Annotating Variants: Introduction
As we've already seen, determining the presence or absence of a variant from NGS data is not trivial. It is software dependent and has inherent trade-offs between sensitivity and specificity. Inevitably, the number of putative variants in a real data set is very large; for example the first samples from the 1000 Genomes project typically found 0.1% variants (3 million variants), approximately 10% of which had never been previously observed (300,000 novel variants per individual.) False positive discovery rates are also typically very high at this stage.
Auxiliary data is often used to reduce putative variants without compromising sensitivity. Examples of auxiliary data include other samples within a cohort, existing SNP databases, gene or other feature annotations, and sample-specific information such as pedigree:
- By comparing genotypes across a set of samples and defining one as "reference" (or "wild type") enables other samples to be properly genotyped (i.e. 0/0 for hom. WT, 0/1 for het, 1/1 for hom. alt)
- Existing SNP databases such as dbSNP or the
vcffiles from the 1000 genomes project may be used to reject "common" variants under the assertion that "common" means "non-disease causing".
- Gene annotations allow for codon analysis to determine whether mutations are synonymous, non-synonymous, nonsense, mis-sense, or create early stop codons.
- Pedigree information is particularly effective in mendelian autosomal recessive diseases; filtering for heterozygous mutations in parents and unaffected siblings which are homozygous in the proband usually yields a very small set of candidate variants.
Variant annotation tools perform the function of combining the raw putative variant calls with auxiliary data to add meaning ("annotation") to the variants. In many cases, the variant detection tool itself will add certain elements of annotation, such as a definition of the variant, a genotype call, a measure of likelihood, a haplotype score, and other measures of the raw data useful to reduce false positives. In other cases, the annotator will only require a
vcf file combined with other auxiliary data.
Because these tools draw in information from may disparate sources, they can be very difficult to install, configure, use, and maintain. For example, the
vcf files from the 1000 Genomes project are arranged in a deep ftp tree by date of data generation. Large genome centers spend significant resources managing these tools. Our objective
Annovar - one of the simpler variant annotators available
Annovar is a variant annotator. Given a vcf file from an unknown sample and a host of existing data about genes, other known SNPs, gene variants, etc., Annovar will place the discovered variants in context.

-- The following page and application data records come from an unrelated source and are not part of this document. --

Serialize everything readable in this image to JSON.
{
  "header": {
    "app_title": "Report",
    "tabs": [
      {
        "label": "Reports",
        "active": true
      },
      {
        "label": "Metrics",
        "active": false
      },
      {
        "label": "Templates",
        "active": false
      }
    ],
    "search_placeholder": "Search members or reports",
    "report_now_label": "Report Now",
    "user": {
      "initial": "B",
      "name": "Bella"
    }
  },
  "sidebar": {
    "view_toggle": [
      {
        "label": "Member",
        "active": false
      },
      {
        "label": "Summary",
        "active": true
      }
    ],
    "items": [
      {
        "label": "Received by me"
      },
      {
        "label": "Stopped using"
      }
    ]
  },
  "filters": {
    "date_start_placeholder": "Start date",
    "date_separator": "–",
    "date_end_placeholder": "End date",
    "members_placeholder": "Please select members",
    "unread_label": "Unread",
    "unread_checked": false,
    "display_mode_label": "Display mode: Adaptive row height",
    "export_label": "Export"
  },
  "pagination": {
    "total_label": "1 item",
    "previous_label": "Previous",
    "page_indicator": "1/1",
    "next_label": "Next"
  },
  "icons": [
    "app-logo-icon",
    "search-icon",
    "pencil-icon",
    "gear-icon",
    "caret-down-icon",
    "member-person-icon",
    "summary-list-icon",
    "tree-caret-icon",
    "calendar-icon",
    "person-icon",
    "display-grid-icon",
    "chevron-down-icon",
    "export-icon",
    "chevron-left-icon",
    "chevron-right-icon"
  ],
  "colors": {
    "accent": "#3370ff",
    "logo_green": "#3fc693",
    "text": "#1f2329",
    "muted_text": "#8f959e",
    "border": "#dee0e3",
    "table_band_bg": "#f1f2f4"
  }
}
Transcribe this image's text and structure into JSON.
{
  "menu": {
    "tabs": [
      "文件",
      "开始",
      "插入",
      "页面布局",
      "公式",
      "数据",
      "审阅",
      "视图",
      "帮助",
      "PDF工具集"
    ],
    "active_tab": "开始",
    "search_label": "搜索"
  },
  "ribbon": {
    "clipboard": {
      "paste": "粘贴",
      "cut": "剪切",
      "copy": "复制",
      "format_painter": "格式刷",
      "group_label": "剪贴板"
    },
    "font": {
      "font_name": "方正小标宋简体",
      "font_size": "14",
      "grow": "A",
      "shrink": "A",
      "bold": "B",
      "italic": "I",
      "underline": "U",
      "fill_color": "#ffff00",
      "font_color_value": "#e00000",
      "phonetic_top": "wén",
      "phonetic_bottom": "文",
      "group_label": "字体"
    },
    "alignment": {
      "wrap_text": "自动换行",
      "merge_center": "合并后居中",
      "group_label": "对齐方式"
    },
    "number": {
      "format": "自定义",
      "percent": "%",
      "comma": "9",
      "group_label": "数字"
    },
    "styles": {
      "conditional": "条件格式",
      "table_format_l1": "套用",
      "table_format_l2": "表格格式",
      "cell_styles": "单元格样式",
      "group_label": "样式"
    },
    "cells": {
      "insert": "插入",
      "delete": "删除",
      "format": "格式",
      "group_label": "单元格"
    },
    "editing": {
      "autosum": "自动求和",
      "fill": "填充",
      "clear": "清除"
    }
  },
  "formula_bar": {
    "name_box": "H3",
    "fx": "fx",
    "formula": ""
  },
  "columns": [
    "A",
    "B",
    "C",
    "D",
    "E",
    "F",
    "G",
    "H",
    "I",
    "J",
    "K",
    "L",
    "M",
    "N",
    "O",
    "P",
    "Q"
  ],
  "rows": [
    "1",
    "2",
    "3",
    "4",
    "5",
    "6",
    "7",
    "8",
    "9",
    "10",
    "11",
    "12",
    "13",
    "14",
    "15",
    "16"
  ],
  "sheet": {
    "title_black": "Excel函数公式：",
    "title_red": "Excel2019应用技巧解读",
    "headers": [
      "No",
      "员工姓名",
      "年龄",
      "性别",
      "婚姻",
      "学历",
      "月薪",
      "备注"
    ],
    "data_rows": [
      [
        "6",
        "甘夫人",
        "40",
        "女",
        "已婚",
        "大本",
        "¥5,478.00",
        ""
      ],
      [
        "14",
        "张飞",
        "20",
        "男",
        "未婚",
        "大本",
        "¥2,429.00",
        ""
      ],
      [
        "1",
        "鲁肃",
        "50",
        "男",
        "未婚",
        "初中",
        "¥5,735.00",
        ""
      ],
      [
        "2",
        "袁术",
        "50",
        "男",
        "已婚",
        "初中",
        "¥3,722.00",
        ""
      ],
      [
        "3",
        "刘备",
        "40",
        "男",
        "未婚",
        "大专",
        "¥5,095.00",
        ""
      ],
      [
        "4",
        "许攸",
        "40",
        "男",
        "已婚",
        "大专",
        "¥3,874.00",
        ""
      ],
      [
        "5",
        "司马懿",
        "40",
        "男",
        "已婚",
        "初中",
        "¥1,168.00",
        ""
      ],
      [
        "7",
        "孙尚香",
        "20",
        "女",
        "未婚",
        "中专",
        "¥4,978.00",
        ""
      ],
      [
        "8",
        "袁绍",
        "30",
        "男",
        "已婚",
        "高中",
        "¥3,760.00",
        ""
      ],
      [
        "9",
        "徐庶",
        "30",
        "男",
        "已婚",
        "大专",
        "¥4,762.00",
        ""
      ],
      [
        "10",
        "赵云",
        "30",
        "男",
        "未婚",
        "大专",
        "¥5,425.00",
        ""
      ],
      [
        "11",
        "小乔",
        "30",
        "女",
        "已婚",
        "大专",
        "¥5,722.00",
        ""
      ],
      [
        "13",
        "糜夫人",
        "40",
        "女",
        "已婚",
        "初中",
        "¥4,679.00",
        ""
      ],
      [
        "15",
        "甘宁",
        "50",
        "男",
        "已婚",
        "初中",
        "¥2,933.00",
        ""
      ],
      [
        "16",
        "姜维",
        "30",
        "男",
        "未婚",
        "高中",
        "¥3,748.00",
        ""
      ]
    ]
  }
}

Annovar comes pre-packaged with human auxiliary data which is updated by the authors on a regular basis. It is a well-constructed package in that there is one core program
annotate_variation.pl which can perform a variety of different types of annotation AND download the reference databases required.
The authors have also included a wrapper script
summarize_anovar.pl which runs a fairly comprehensive set of annotations automatically.
This next exercise will give you some idea of how Annovar works; we've taken the liberty of writing the bash script
annovar_pipe.sh around the existing
summarize_annovar.pl wrapper (a wrapper within a wrapper - a common trick) to even further simplify the process for this course.
First, look at the code for our
annovar_pipe.sh command. Here is an easy one-liner to
cat the contents of a script (note ` is a back-tick, not apostrophe):
This script simply does a format conversion and then calls
summarize_annovar.pl. Now let's run it on all the vcf files - you could simply edit the
commands file and type in the 6 lines, or you can use this fancier command line that calls Perl to custom-create the 6 command lines needed and put them straight into
While Annovar is running, have a look at the code to
(Note the ` characters are "backtick", not apostrophe)
Other variant annotators:
- http://www.broadinstitute.org/gatk/gatkdocs/ VariantAnnotator annotations
- Now count how many GT are het in both of the second two (parents) but hom in the first (child): (would you have expected this result?)
- Now find which GT are hom in both of the second two (parents) but het in the first (child):
Compare samtools to GATK on exome 20.
These are oddities:
Variants consist of single base base changes, insertions and deletions, and larger scale structural changes. "Larger scale" is usually defined relative to the capabilities of the technology; for example, a "small indel" usually means "detectable within a single sequence read". In 2009, sequence reads were about 50 bp but in 2011 they were 100 bp.